[an error occurred while processing this directive]
BBC News
watch One-Minute World News
Last Updated: Saturday, 8 November, 2003, 22:49 GMT
UK reviews Saudi security
The UK Foreign Office is reviewing security at diplomatic missions in Saudi Arabia.

Hours after the review was announced, a blast hit Riyadh at about 2100 GMT on Saturday, with first reports saying a residential compound housing Saudi and foreign workers had been targeted.

This followed the closure by the United States of its embassy and consulates in the capital Riyadh on Saturday after receiving "a credible threat of a terrorist attack".

The UK Foreign Office, which is checking if British nationals were involved in Saturday's blast, said earlier it believed terrorists may be in the "final phases" of planning attacks against Westerners in Saudi Arabia.

It warned the 30,000 British citizens living in the country to maintain a high level of vigilance, "particularly in public places frequented by foreigners".

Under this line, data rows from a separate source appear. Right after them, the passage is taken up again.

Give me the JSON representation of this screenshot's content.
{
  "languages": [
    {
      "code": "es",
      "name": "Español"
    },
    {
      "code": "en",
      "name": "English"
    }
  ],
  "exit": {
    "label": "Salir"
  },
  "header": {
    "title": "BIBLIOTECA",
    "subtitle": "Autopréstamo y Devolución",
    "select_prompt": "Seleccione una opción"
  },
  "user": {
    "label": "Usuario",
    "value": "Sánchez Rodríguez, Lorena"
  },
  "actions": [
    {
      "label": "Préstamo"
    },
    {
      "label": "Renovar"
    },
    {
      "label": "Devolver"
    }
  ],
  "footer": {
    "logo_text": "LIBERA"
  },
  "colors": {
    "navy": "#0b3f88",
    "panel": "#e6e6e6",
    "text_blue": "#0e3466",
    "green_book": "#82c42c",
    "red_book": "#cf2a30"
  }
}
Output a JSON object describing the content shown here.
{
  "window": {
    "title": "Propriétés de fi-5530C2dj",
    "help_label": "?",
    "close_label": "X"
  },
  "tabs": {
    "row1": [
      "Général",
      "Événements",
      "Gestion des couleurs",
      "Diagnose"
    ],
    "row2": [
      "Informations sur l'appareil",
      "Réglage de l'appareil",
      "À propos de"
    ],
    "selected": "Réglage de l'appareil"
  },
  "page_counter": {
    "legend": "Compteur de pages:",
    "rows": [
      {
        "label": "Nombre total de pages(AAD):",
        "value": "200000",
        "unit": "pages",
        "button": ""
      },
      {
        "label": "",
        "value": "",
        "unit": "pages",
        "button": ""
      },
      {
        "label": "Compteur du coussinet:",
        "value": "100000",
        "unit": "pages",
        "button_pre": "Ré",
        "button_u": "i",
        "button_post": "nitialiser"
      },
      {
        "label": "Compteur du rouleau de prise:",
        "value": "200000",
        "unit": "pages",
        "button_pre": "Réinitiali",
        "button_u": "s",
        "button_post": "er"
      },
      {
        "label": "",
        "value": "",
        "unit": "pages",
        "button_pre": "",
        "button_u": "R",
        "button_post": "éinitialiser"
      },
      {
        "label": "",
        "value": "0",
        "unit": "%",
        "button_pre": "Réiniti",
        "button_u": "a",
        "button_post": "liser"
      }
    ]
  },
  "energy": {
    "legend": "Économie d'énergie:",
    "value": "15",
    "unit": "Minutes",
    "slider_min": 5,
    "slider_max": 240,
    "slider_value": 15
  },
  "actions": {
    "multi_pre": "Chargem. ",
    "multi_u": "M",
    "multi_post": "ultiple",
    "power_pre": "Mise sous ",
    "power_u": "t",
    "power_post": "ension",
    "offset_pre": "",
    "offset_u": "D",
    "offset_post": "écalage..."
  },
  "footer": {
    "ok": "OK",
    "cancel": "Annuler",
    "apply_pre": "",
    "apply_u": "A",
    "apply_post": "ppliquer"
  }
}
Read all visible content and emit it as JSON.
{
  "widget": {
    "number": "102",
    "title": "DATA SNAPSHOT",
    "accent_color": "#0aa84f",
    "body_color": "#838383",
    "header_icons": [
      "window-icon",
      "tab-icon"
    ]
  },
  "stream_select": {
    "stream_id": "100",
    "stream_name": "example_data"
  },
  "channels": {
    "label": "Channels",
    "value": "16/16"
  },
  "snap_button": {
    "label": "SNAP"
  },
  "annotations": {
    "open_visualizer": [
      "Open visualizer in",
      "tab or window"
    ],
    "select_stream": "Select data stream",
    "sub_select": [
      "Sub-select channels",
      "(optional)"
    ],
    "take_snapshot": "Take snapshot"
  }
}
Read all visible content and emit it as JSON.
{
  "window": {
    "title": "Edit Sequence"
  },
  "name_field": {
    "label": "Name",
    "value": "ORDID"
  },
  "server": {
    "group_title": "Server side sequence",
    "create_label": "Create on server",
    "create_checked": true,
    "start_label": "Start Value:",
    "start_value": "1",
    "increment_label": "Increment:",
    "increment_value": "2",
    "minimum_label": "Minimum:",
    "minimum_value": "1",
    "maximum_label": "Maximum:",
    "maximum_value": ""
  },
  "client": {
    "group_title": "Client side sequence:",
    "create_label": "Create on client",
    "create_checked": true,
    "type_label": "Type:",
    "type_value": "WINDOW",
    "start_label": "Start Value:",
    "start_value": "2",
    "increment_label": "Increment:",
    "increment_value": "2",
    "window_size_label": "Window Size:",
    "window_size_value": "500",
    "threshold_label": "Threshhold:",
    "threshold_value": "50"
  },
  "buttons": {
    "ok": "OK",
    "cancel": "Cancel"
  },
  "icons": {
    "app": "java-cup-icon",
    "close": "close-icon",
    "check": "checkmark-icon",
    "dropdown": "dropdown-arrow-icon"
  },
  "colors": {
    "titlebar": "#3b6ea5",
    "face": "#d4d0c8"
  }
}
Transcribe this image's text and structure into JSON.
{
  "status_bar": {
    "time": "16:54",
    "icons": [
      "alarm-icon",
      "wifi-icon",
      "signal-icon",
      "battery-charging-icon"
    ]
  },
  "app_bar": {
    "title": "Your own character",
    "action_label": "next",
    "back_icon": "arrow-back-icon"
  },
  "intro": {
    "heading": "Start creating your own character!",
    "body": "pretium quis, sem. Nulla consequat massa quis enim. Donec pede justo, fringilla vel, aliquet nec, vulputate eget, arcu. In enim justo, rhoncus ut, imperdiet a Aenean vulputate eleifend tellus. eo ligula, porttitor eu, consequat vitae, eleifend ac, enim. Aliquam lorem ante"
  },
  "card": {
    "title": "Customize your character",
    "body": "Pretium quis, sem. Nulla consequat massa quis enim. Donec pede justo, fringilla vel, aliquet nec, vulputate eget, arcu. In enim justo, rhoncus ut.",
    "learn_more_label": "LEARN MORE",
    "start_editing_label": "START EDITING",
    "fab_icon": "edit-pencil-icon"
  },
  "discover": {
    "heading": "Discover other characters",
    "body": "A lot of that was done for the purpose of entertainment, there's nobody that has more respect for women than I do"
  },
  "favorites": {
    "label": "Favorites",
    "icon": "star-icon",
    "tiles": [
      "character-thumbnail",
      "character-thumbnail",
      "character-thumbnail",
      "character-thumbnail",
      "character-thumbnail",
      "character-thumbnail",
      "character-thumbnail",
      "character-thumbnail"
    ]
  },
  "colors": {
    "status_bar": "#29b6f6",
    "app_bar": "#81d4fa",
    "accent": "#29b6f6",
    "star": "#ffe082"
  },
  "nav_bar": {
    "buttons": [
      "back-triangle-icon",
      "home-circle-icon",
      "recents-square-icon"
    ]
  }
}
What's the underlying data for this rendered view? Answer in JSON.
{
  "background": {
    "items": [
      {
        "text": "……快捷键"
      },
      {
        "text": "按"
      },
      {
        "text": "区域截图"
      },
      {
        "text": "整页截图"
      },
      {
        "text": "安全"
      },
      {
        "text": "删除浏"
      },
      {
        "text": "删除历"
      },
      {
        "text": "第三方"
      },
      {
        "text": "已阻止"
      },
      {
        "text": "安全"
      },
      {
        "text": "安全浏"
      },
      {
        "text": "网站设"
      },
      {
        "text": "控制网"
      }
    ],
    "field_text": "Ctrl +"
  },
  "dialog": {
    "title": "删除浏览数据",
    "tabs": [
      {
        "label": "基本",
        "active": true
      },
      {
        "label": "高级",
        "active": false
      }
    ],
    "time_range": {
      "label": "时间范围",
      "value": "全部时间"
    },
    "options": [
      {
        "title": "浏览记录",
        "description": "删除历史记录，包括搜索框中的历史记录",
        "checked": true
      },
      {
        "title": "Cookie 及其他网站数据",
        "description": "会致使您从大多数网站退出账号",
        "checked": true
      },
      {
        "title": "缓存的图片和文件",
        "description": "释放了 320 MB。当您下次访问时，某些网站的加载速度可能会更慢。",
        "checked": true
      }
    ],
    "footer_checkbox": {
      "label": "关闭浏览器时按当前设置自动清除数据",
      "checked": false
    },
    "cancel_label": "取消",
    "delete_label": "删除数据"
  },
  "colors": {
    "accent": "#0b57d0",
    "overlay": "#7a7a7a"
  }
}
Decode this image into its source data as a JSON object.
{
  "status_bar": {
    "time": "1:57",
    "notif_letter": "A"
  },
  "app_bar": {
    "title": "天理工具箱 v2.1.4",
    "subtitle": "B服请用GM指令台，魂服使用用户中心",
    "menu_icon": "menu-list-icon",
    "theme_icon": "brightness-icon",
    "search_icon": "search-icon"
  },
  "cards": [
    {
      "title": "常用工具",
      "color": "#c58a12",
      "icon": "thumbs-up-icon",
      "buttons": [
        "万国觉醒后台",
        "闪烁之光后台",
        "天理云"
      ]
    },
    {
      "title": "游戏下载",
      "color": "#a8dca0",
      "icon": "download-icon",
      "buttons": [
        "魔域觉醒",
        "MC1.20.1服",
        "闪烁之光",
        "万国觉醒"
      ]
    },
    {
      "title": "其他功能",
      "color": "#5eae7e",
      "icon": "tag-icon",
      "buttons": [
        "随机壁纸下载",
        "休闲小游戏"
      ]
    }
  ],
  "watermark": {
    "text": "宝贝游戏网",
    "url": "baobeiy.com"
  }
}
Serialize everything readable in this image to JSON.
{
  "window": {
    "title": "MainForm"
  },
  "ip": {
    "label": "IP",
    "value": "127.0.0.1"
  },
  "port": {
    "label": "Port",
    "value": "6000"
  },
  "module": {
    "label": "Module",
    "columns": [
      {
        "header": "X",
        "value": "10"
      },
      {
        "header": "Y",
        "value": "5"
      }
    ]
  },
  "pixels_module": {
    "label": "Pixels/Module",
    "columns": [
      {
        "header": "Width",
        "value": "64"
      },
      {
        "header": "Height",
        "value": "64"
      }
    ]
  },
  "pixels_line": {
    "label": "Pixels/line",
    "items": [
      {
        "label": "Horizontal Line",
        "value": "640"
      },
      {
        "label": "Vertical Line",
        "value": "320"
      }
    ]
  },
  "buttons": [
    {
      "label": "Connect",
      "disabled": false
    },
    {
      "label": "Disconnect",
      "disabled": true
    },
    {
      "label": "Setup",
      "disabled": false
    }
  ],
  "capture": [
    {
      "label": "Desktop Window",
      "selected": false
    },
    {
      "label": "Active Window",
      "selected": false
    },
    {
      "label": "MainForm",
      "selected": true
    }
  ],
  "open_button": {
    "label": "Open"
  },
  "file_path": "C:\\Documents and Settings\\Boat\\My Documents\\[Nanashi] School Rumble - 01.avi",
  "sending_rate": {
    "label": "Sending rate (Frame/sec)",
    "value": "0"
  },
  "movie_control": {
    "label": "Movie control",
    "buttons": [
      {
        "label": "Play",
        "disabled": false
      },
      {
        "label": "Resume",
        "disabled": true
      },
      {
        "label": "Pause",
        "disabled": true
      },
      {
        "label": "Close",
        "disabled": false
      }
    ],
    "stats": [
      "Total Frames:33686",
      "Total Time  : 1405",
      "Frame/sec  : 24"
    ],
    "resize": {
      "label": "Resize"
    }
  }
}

The Foreign Office also sought to clarify advice issued for neighbouring Bahrain where the risk from terrorism was said to be a "high threat" rather than a "high general threat."

Washington has also made a separate warning terrorists may be planning to hijack cargo planes overseas and crash them into targets in America.

Bahrain security concerns

A UK Foreign Office spokesman downplayed raised security concerns in Bahrain saying Saudi Arabia remained the highest threat in the region.

A spokesman said: "In order to make our advice clearer and to differentiate between the risk of terrorism in each country we have amended travel advice for Bahrain, Qatar, Kuwait and the United Arab Emirates.

"Whereas we had previously advised that there was a 'high general threat' from terrorism, this has been amended to a 'high threat' for Bahrain and Qatar and a 'significant threat' for Kuwait and the United Arab Emirates."

He added that neither were as serious as the warning for Saudi Arabia, where the FCO believed terrorists may be in the "final phases" of planning attacks.

Hijack warning

Washington has also made a separate warning terrorists may be planning to hijack cargo planes overseas and crash them into targets in America.

In Washington an uncorroborated warning from a single source that terrorists may be planning to hijack cargo planes overseas and crash them into targets in America is being taken seriously by US officials.

Those responsible for safety at nuclear plants, bridges and dams in the US have been warned of the potential threat.

Some responses to the recent US warnings of potential terror attacks have been critical.

There is no doubt that if America is a target then Britain is also a target
Conservative homeland security spokesman Patrick Mercer
Conservative homeland security spokesman Patrick Mercer said: "Whilst the Americans haven't thought fit to raise their overall level of alert, they are continuing to pass intelligence and warnings to their people.

"There is no doubt that if America is a target then Britain is also a target," he said.

"When are the government going to stop treating the British people like children, stop sticking their heads in the sand and hoping for the best and warn us of potential dangers?" he asked.

The Saudi alert follows a previous warning to UK citizens not to travel there last month.

The Foreign Office has said it has no plans to close the British Embassy in Riyadh, in light of the American decision to close its embassy and consulate for an unspecified period.

Canada and Australia have also advised citizens to defer all non-essential travel to Saudi Arabia, citing possibly imminent terror attacks.




WATCH AND LISTEN
The BBC's Richard Lister
"Bahrain is home to 7,000 British nationals"



SEE ALSO:
Explosion hits Saudi capital
08 Nov 03  |  Middle East
US on alert for cargo plane attack
08 Nov 03  |  Middle East


RELATED INTERNET LINKS:
The BBC is not responsible for the content of external internet sites


PRODUCTS AND SERVICES

News Front Page | Africa | Americas | Asia-Pacific | Europe | Middle East | South Asia
UK | Business | Entertainment | Science/Nature | Technology | Health
Have Your Say | In Pictures | Week at a Glance | Country Profiles | In Depth | Programmes
Americas Africa Europe Middle East South Asia Asia Pacific